• _Instructions to follow_:
Filter this listing down to the lines that contain the word "title", and copy them.

• _Material provided_:
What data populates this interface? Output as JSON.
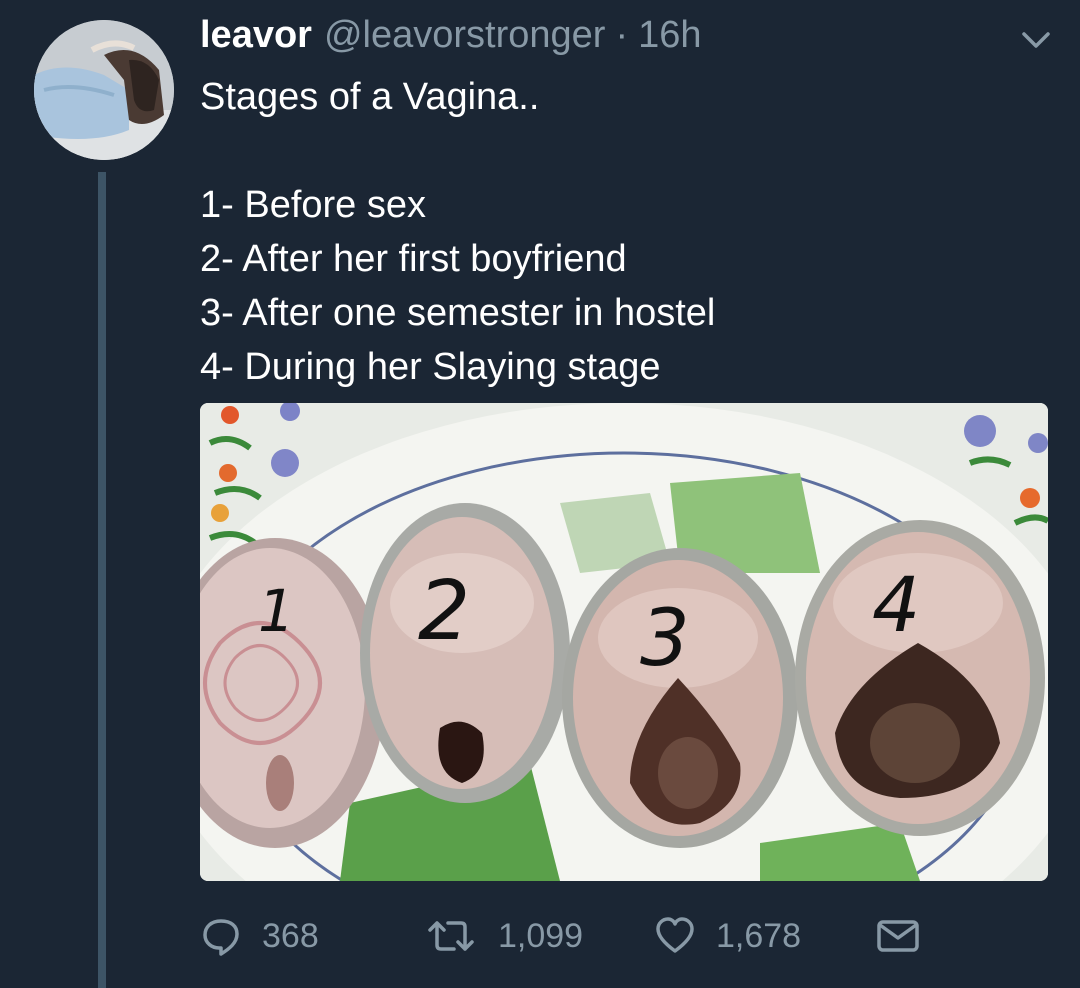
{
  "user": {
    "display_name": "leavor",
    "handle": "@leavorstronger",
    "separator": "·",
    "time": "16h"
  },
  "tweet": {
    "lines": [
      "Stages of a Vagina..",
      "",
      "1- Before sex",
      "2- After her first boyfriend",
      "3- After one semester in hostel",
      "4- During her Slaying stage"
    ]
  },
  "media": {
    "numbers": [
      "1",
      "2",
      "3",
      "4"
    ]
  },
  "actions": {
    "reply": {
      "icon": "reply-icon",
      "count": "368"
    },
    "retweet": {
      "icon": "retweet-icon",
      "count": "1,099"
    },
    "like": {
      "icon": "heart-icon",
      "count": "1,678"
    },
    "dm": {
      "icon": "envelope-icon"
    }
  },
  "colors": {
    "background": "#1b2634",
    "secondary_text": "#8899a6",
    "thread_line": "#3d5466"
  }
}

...

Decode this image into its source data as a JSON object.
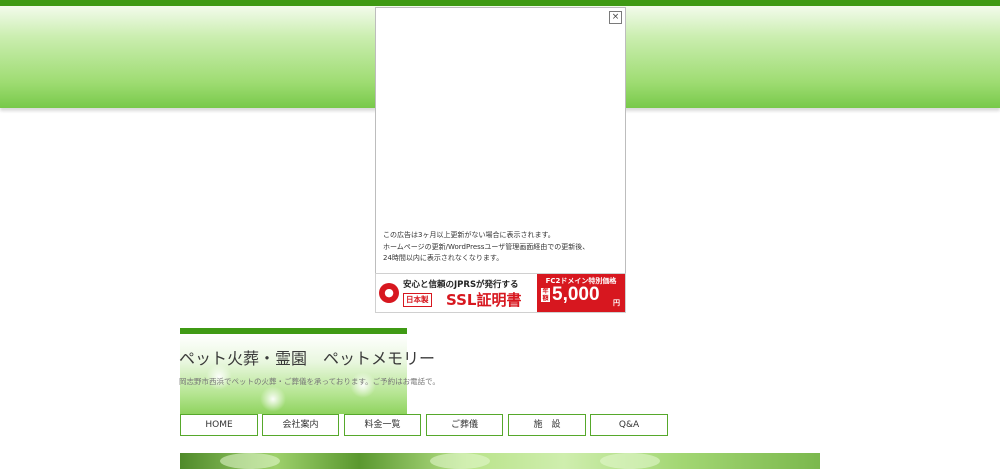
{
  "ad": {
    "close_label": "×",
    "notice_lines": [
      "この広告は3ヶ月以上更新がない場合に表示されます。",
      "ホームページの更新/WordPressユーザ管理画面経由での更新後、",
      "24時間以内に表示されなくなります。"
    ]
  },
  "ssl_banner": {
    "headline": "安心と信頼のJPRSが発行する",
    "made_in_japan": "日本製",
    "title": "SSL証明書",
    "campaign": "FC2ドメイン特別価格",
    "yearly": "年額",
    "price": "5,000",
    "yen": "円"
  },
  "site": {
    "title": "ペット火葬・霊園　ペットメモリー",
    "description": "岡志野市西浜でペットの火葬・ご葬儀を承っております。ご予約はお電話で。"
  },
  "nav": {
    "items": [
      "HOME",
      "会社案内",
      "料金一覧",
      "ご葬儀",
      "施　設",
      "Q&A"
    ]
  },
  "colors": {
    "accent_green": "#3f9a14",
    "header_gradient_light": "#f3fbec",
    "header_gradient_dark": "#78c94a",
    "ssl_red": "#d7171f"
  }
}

• _Solution below_:
    "title": "SSL証明書",
    "title": "ペット火葬・霊園　ペットメモリー",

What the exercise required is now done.